Dataset excerpts
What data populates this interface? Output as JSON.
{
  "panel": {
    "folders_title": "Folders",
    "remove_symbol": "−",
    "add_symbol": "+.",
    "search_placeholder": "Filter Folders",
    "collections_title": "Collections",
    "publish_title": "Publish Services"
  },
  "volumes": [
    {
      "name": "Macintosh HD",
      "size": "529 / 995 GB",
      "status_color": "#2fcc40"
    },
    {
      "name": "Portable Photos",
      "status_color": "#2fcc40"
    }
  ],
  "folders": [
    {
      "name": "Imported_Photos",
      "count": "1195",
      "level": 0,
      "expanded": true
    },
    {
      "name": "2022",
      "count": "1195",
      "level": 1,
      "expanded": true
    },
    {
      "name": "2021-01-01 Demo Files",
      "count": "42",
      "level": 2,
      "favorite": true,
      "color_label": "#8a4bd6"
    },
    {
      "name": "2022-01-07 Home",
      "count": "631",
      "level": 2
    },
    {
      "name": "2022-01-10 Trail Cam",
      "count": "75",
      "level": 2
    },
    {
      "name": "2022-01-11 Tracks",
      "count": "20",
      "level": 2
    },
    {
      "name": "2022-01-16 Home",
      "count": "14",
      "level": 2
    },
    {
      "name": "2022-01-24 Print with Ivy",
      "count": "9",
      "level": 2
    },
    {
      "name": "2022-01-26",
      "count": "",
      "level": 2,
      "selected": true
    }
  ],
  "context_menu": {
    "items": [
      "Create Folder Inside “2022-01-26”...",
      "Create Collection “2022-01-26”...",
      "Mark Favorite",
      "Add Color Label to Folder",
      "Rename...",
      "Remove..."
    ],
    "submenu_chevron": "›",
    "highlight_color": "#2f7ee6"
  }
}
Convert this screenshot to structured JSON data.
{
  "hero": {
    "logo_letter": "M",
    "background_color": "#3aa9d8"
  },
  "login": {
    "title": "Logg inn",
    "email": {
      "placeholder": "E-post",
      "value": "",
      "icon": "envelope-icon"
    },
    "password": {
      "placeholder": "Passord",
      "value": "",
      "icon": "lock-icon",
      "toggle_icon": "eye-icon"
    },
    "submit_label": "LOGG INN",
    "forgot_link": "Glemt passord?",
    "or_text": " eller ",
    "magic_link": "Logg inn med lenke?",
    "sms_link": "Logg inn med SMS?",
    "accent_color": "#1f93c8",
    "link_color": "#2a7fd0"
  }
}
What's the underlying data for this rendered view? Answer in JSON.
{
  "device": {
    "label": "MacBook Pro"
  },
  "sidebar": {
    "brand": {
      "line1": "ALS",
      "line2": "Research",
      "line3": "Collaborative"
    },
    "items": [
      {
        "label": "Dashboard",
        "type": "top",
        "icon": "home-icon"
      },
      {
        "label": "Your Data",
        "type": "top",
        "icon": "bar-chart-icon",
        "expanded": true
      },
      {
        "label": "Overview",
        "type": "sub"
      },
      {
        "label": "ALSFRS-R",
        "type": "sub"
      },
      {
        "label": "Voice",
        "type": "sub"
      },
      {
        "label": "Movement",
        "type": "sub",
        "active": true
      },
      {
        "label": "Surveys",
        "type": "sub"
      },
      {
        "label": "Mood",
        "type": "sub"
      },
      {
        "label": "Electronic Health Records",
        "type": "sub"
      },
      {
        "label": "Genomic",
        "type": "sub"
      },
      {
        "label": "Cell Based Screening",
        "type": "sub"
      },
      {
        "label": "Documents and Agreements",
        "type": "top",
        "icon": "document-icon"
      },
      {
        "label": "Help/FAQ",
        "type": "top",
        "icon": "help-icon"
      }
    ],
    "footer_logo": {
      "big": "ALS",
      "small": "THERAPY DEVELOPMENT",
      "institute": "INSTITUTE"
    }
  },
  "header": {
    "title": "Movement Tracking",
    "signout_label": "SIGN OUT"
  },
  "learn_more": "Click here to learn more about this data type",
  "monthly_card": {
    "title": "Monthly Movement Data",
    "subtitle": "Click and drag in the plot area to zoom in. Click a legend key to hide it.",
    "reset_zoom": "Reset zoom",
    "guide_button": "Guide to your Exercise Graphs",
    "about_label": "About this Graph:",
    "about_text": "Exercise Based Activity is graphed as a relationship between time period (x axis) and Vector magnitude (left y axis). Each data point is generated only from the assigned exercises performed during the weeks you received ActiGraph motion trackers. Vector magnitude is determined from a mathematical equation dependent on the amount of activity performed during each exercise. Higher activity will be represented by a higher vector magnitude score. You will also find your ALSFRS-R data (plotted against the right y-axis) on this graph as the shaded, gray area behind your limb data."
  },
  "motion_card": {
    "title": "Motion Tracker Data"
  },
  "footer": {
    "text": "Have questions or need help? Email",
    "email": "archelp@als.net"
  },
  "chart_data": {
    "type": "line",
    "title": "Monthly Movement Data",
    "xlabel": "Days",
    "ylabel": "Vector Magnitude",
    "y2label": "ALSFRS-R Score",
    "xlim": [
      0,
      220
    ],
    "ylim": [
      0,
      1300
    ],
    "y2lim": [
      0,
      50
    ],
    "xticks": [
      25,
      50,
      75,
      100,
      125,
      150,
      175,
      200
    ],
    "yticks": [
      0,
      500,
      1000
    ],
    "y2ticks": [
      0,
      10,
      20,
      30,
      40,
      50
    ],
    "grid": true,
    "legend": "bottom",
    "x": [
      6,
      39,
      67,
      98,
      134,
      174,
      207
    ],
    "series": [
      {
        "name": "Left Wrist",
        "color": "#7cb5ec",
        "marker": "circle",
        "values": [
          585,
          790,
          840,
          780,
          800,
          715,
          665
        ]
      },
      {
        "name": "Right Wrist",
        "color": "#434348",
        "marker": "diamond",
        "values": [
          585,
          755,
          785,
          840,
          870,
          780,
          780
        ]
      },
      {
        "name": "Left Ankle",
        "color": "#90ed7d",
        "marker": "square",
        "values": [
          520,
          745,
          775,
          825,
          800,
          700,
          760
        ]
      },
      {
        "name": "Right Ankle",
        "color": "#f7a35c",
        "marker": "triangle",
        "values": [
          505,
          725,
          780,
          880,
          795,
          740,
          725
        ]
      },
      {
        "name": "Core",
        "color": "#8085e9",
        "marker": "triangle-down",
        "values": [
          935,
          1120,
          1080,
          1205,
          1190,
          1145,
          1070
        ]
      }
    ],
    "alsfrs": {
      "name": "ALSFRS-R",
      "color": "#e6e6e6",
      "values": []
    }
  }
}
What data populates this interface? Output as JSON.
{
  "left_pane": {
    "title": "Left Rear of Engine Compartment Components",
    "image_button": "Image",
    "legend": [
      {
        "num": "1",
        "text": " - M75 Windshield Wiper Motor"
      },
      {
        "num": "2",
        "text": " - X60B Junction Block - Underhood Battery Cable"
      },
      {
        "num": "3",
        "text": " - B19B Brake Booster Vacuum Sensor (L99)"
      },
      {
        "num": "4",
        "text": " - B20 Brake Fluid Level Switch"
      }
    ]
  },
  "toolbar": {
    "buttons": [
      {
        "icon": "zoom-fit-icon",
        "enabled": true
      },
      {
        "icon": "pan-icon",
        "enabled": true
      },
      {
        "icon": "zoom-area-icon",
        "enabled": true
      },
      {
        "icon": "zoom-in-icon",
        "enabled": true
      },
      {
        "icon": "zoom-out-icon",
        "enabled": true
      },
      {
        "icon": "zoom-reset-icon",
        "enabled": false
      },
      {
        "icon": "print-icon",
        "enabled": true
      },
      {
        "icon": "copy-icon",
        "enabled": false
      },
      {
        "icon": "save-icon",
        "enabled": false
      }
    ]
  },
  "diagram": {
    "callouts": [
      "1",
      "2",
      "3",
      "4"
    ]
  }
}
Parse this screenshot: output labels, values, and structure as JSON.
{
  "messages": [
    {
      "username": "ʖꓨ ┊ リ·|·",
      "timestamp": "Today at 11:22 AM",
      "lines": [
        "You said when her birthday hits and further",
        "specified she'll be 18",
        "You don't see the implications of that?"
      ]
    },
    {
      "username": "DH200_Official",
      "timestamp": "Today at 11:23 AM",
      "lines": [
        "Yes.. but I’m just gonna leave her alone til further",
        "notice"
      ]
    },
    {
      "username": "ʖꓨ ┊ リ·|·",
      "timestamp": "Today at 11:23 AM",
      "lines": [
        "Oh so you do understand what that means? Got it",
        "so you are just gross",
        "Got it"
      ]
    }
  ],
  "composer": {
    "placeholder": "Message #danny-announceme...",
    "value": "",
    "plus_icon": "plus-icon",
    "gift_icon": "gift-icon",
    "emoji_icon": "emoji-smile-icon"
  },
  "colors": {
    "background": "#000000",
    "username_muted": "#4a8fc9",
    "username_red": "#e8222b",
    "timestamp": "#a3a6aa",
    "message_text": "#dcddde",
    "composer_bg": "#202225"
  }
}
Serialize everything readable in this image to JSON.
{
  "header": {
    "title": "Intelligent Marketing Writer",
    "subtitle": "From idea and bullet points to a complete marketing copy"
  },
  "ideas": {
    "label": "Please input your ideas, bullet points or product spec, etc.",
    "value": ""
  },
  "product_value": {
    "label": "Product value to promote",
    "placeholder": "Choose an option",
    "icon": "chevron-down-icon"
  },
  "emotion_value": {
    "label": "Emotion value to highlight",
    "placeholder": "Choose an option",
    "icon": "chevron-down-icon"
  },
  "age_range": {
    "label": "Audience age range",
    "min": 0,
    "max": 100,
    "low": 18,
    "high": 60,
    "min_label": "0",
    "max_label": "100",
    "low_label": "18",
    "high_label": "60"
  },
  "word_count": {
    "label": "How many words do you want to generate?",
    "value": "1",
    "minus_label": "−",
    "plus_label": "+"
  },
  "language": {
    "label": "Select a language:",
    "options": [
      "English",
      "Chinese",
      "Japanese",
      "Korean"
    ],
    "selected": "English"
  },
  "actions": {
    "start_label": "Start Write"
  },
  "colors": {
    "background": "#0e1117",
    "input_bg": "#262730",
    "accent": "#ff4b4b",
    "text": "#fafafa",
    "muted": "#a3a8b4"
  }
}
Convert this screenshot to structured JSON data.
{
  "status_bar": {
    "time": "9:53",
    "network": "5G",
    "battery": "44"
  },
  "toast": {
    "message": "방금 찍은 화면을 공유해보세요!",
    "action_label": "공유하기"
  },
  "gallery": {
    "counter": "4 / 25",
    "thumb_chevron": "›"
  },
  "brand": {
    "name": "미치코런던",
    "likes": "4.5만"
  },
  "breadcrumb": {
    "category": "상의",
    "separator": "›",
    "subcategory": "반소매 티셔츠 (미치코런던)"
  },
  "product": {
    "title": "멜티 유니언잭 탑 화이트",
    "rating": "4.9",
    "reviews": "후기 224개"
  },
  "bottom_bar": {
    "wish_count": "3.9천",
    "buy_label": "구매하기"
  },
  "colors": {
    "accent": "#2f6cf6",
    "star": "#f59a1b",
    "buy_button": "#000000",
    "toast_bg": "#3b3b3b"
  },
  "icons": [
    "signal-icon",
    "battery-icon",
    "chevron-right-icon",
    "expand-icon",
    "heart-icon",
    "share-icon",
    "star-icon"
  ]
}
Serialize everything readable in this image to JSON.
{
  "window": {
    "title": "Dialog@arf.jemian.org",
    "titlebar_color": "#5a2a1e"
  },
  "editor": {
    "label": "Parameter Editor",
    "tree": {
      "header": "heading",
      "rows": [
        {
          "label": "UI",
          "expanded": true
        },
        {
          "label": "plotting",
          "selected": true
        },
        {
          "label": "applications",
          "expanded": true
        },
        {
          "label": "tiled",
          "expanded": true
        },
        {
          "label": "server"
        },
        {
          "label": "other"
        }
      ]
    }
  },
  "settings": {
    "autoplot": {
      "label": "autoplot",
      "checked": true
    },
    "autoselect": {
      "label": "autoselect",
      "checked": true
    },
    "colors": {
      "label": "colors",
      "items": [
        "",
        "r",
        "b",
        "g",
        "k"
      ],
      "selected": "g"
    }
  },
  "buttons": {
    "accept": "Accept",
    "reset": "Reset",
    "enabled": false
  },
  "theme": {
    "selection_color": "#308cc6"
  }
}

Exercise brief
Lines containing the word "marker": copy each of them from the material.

Expected answer
        "marker": "circle",
        "marker": "diamond",
        "marker": "square",
        "marker": "triangle",
        "marker": "triangle-down",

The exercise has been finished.